■ **EXERCISE AIM**: Below are some entries. Copy each line that holds the string "this".

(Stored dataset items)
━━━━━━━━━━

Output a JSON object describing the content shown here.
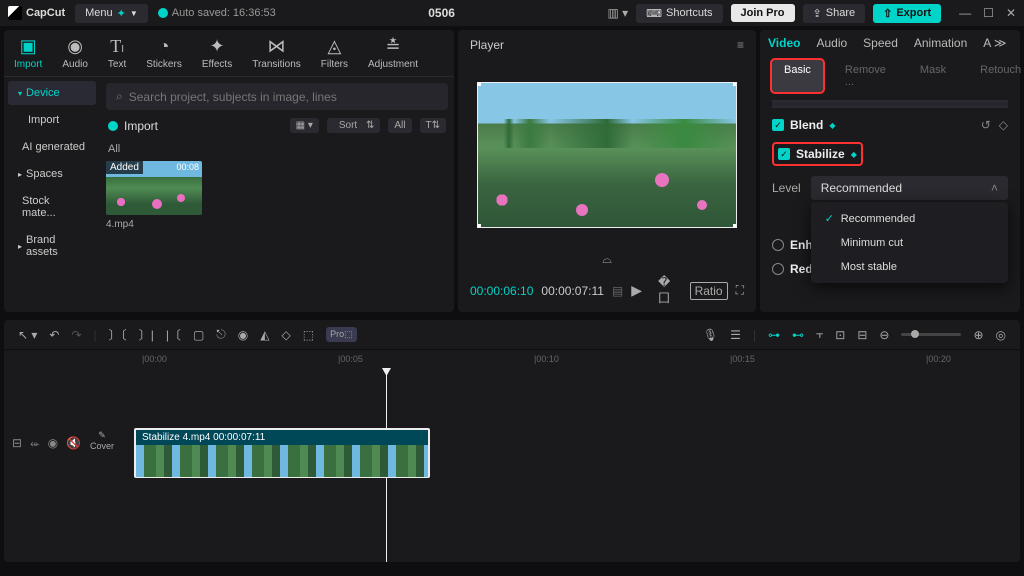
{
  "titlebar": {
    "brand": "CapCut",
    "menu": "Menu",
    "autosave": "Auto saved: 16:36:53",
    "project": "0506",
    "shortcuts": "Shortcuts",
    "join_pro": "Join Pro",
    "share": "Share",
    "export": "Export"
  },
  "media_tabs": {
    "import": "Import",
    "audio": "Audio",
    "text": "Text",
    "stickers": "Stickers",
    "effects": "Effects",
    "transitions": "Transitions",
    "filters": "Filters",
    "adjustment": "Adjustment"
  },
  "sidebar": {
    "device": "Device",
    "import": "Import",
    "ai": "AI generated",
    "spaces": "Spaces",
    "stock": "Stock mate...",
    "brand": "Brand assets"
  },
  "media_main": {
    "search_placeholder": "Search project, subjects in image, lines",
    "import_header": "Import",
    "sort": "Sort",
    "all_btn": "All",
    "filter_all": "All",
    "thumb_badge": "Added",
    "thumb_time": "00:08",
    "thumb_name": "4.mp4"
  },
  "player": {
    "title": "Player",
    "tc_current": "00:00:06:10",
    "tc_total": "00:00:07:11",
    "ratio": "Ratio"
  },
  "props_tabs": {
    "video": "Video",
    "audio": "Audio",
    "speed": "Speed",
    "animation": "Animation",
    "ai_more": "A"
  },
  "props_sub": {
    "basic": "Basic",
    "remove": "Remove ...",
    "mask": "Mask",
    "retouch": "Retouch"
  },
  "props": {
    "blend": "Blend",
    "stabilize": "Stabilize",
    "level": "Level",
    "level_value": "Recommended",
    "dd_recommended": "Recommended",
    "dd_min": "Minimum cut",
    "dd_most": "Most stable",
    "enhance": "Enhance",
    "reduce": "Reduce i…"
  },
  "timeline": {
    "cover": "Cover",
    "clip_label": "Stabilize  4.mp4  00:00:07:11",
    "ticks": [
      "|00:00",
      "|00:05",
      "|00:10",
      "|00:15",
      "|00:20"
    ]
  }
}
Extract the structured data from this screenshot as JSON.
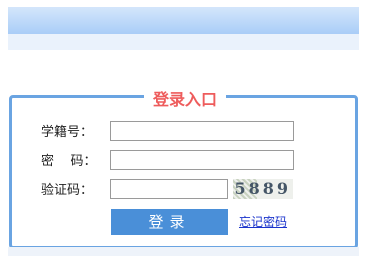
{
  "login": {
    "title": "登录入口",
    "student_id_label": "学籍号：",
    "password_label": "密    码：",
    "captcha_label": "验证码：",
    "student_id_value": "",
    "password_value": "",
    "captcha_value": "",
    "captcha_code": "5889",
    "submit_label": "登录",
    "forgot_label": "忘记密码"
  }
}
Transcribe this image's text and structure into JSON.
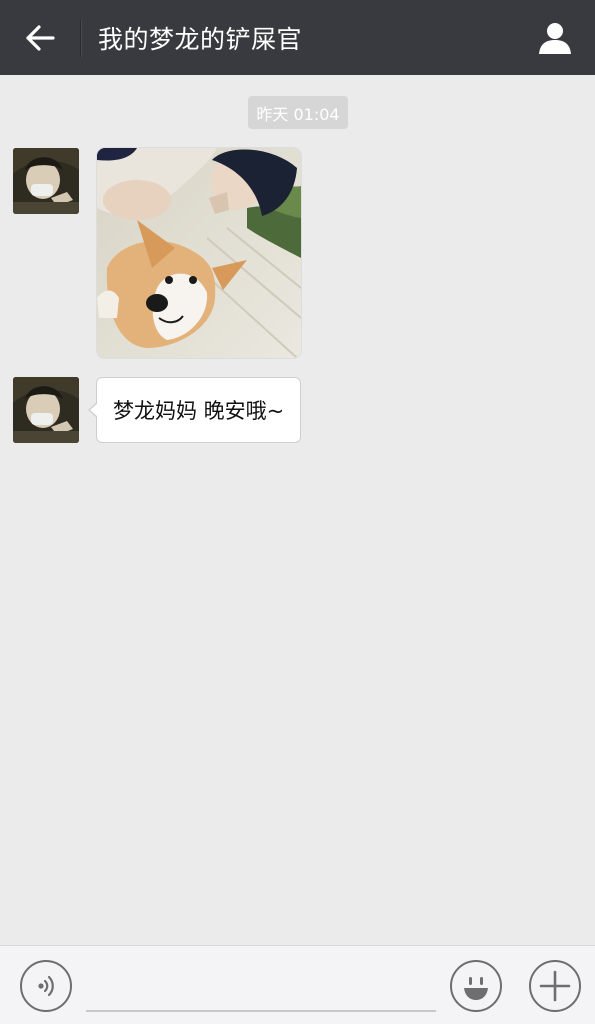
{
  "header": {
    "title": "我的梦龙的铲屎官",
    "back_icon": "arrow-left-icon",
    "profile_icon": "person-icon"
  },
  "chat": {
    "timestamp": "昨天 01:04",
    "messages": [
      {
        "type": "image",
        "sender": "contact",
        "content": "photo of a person with a corgi dog"
      },
      {
        "type": "text",
        "sender": "contact",
        "text": "梦龙妈妈 晚安哦~"
      }
    ]
  },
  "input_bar": {
    "voice_icon": "voice-icon",
    "input_value": "",
    "emoji_icon": "smiley-icon",
    "plus_icon": "plus-icon"
  },
  "colors": {
    "header_bg": "#393a3f",
    "chat_bg": "#ebebeb",
    "bubble_bg": "#ffffff",
    "timestamp_bg": "#d6d6d6"
  }
}
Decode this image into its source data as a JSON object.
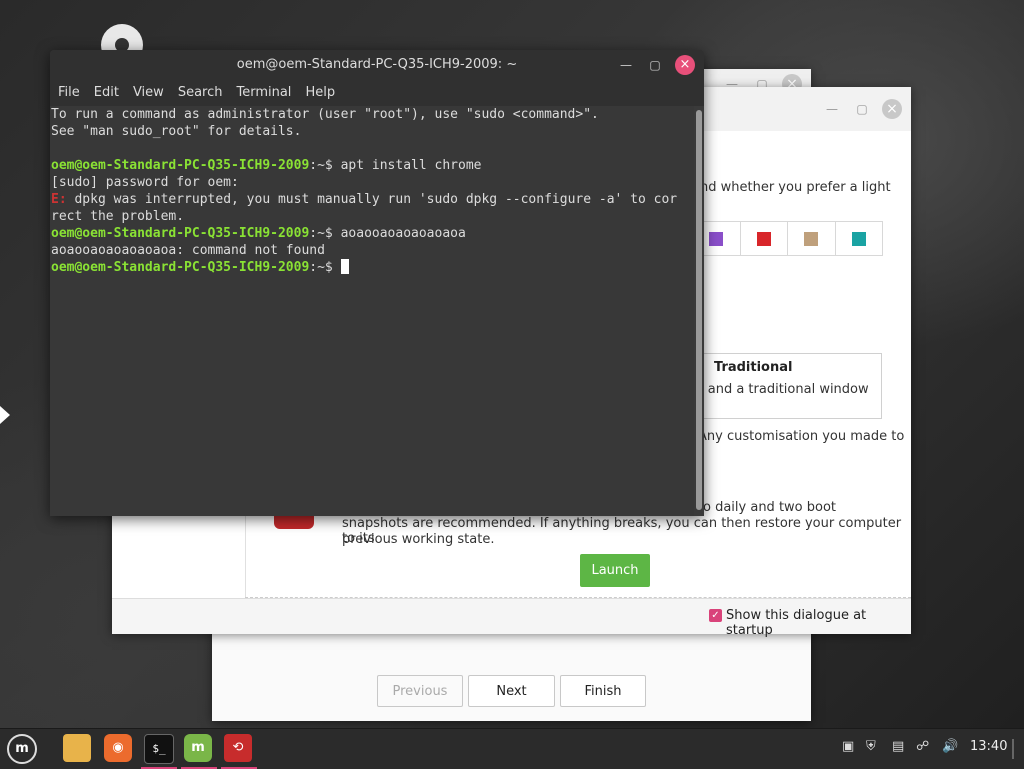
{
  "terminal": {
    "title": "oem@oem-Standard-PC-Q35-ICH9-2009: ~",
    "menu": [
      "File",
      "Edit",
      "View",
      "Search",
      "Terminal",
      "Help"
    ],
    "lines": {
      "l1": "To run a command as administrator (user \"root\"), use \"sudo <command>\".",
      "l2": "See \"man sudo_root\" for details.",
      "prompt_user": "oem@oem-Standard-PC-Q35-ICH9-2009",
      "prompt_path": ":~$ ",
      "cmd1": "apt install chrome",
      "l4": "[sudo] password for oem:",
      "err_tag": "E:",
      "l5": " dpkg was interrupted, you must manually run 'sudo dpkg --configure -a' to cor",
      "l6": "rect the problem.",
      "cmd2": "aoaooaoaoaoaoaoa",
      "l8": "aoaooaoaoaoaoaoa: command not found"
    }
  },
  "welcome": {
    "text_color_pref": "nd whether you prefer a light",
    "layout_title": "Traditional",
    "layout_desc": "el and a traditional window",
    "customisation": "Any customisation you made to",
    "timeshift_line1": "o daily and two boot",
    "timeshift_line2": "snapshots are recommended. If anything breaks, you can then restore your computer to its",
    "timeshift_line3": "previous working state.",
    "launch_label": "Launch",
    "show_startup": "Show this dialogue at startup",
    "swatch_colors": [
      "#8a4fc9",
      "#d8262a",
      "#bfa07c",
      "#1aa3a3"
    ]
  },
  "installer": {
    "previous": "Previous",
    "next": "Next",
    "finish": "Finish"
  },
  "taskbar": {
    "clock": "13:40"
  }
}
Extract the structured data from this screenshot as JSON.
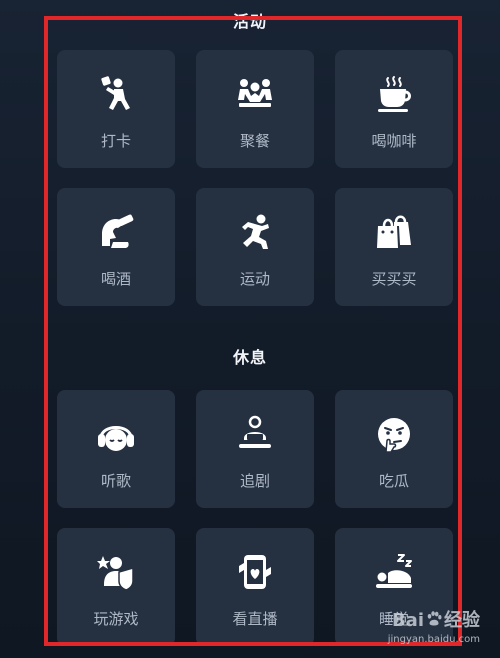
{
  "sections": {
    "activity": {
      "title": "活动",
      "items": [
        {
          "label": "打卡",
          "icon": "check-in-icon"
        },
        {
          "label": "聚餐",
          "icon": "group-dinner-icon"
        },
        {
          "label": "喝咖啡",
          "icon": "coffee-cup-icon"
        },
        {
          "label": "喝酒",
          "icon": "drinking-icon"
        },
        {
          "label": "运动",
          "icon": "running-icon"
        },
        {
          "label": "买买买",
          "icon": "shopping-bag-icon"
        }
      ]
    },
    "rest": {
      "title": "休息",
      "items": [
        {
          "label": "听歌",
          "icon": "headphones-icon"
        },
        {
          "label": "追剧",
          "icon": "watching-tv-icon"
        },
        {
          "label": "吃瓜",
          "icon": "curious-face-icon"
        },
        {
          "label": "玩游戏",
          "icon": "gaming-icon"
        },
        {
          "label": "看直播",
          "icon": "live-stream-icon"
        },
        {
          "label": "睡觉",
          "icon": "sleeping-icon"
        }
      ]
    }
  },
  "watermark": {
    "brand_left": "Bai",
    "brand_right": "经验",
    "url": "jingyan.baidu.com"
  },
  "colors": {
    "tile_background": "#253141",
    "icon": "#ffffff",
    "label": "#aeb8c6",
    "highlight_frame": "#e0282b"
  }
}
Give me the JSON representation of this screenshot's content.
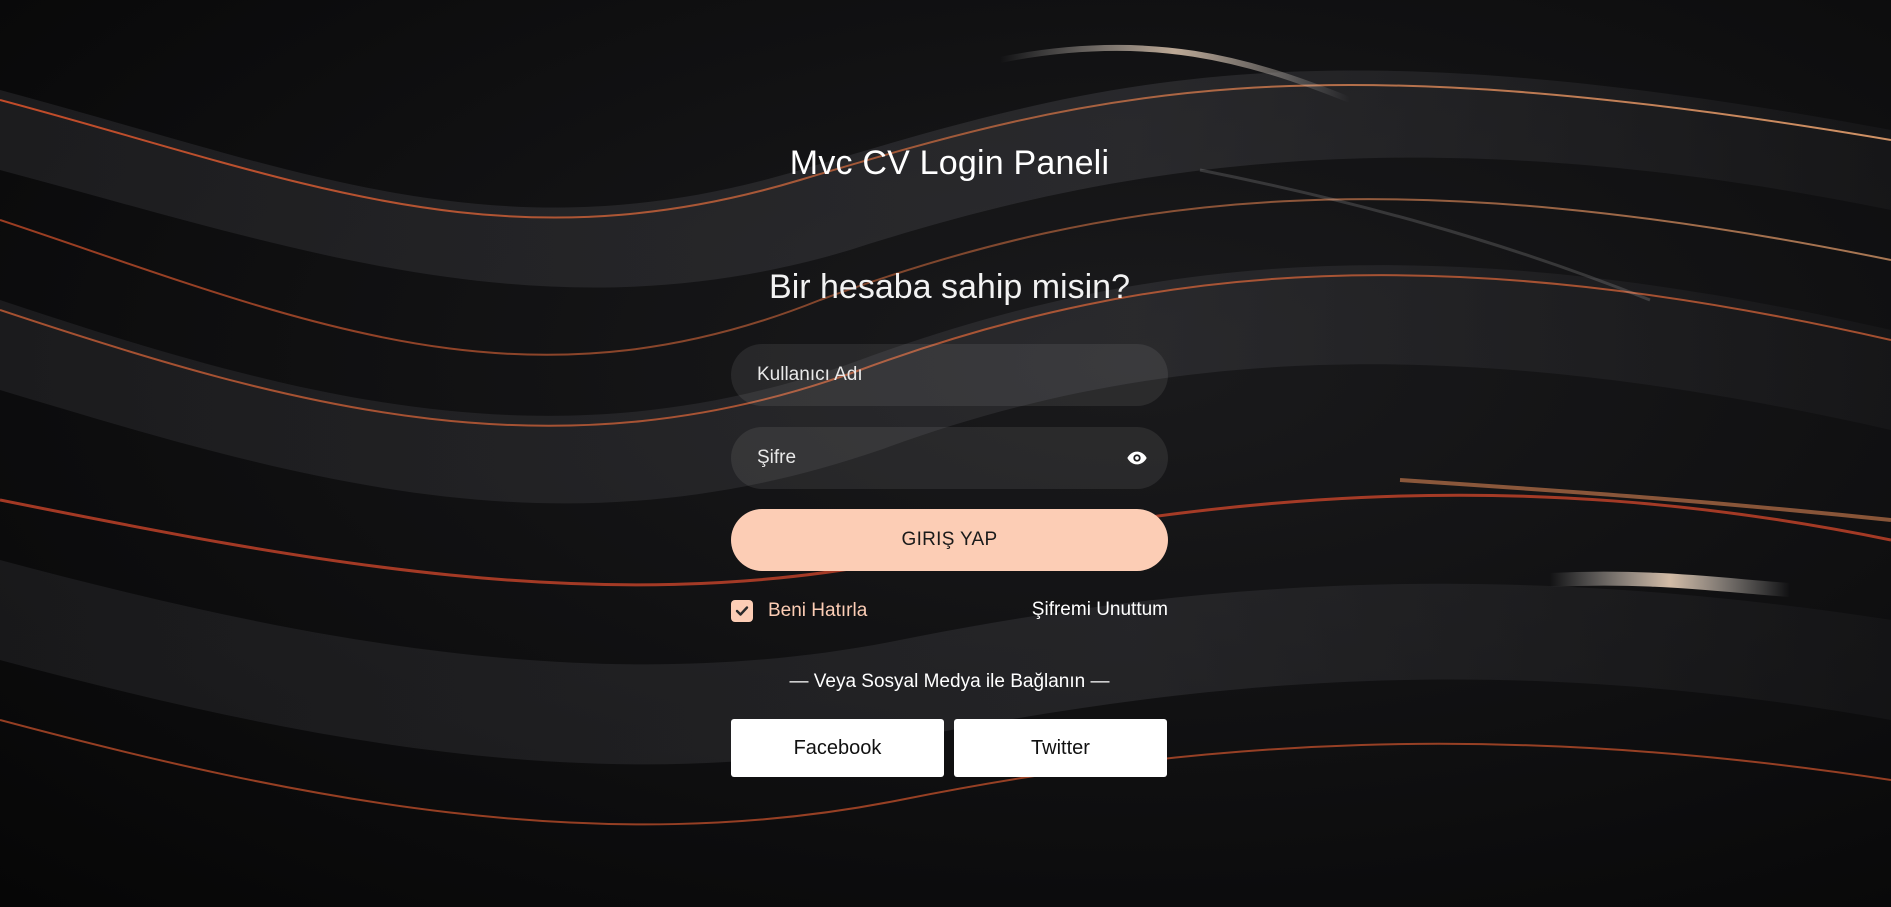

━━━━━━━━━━

■ **SOLUTION TO THE PROBLEM**:
Extract the structured data from this screenshot as JSON.
Transcribe this image's text and structure into JSON.
Decode this image into its source data as a JSON object.
    "show_startup": "Show this dialogue at startup",
Extract the structured data from this screenshot as JSON.
Give me the JSON representation of this screenshot's content.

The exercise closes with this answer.